Contamination of the world’s oceans due to marine debris, especially human- engineered materials, is a global problem and a challenge for many countries, especially those with coastal communities. Currently, more than 1.2 trillion plastic bags are used every year around the world for daily needs. About 2 million plastic bags are used every minute worldwide and around 32 million tonnes of plastic waste are generated annually, representing 12.7% of total solid waste. Every resident in Indonesia produces an average of 800 plastic bags per year. This means that the use of plastic has become a necessity for humans. However, it is not balanced with a reduction or how it can be reused. Poor waste management, especially in developing countries, is one problem/challenge that must be addressed by the government. Almost all developing countries do not have complete infrastructures and legal regulations for waste management. For example, in a country like Indonesia, the recycling rate of waste is low at under 50%. The awareness not to litter is also a cause for concern. Garbage is easily found in gutters, roads, rivers, and coasts.
Based on that challenge, Prof. Zuzy Anna Director of SDGs Center UNPAD conducted a research in Kepulauan Seribu, DKI Jakarta. This research funded by Universitas Padjadjaran (ALG-grants) from 2020-2023. The research is focus on socio-economic impact caused by marine debris, ecology, and testing the Floating Artifical Debris (FAD). The team from ALG Unpad (Zuzy Anna, Noir P Purba, and Ibnu Faizal) collaborate with Diver Clean Action (DCA) conducted one day seminar at Pulau Pramuka in 15 september 2020. From the seminar, there are community that already engage to recycle the trash. In other case, Kepulauan Seribu is facing several problems and one of them is environmental issues caused by lack of proper waste management system. Waste that are generated from households largely consist of organic waste as the result of community’s food daily consumption such as leftover food which becomes organic waste. They are supported by several institutions to rise local economic. In Pramuka, trash also ended up in the coastal from other island or Jakarta.

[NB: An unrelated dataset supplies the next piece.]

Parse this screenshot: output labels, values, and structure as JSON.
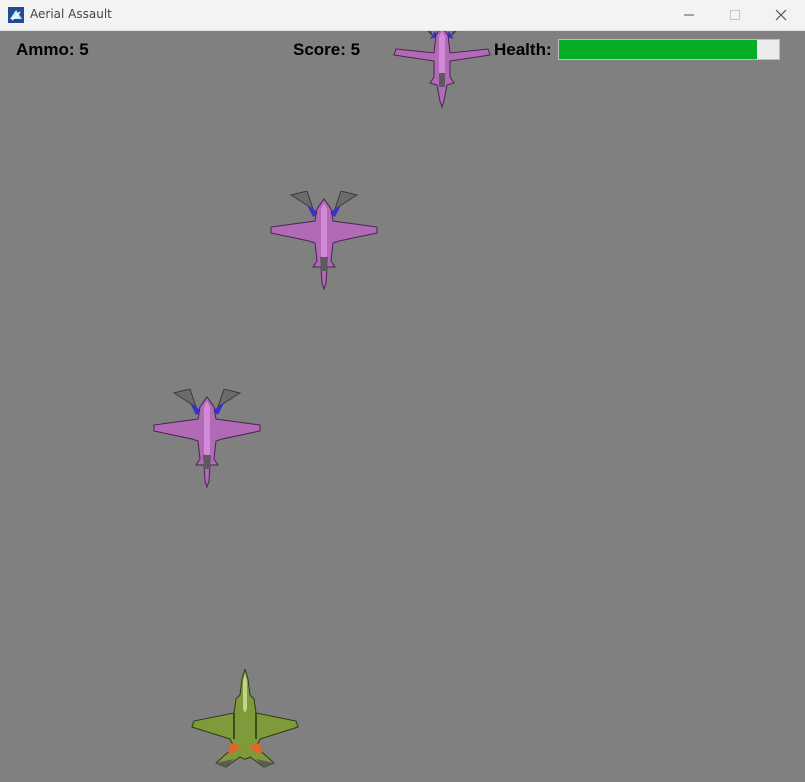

It is due to ocean currents and tide phenomenon. Furthermore, this research will continue in 4 years and try to identify the socio-economic impact of marine debris to coastal communities.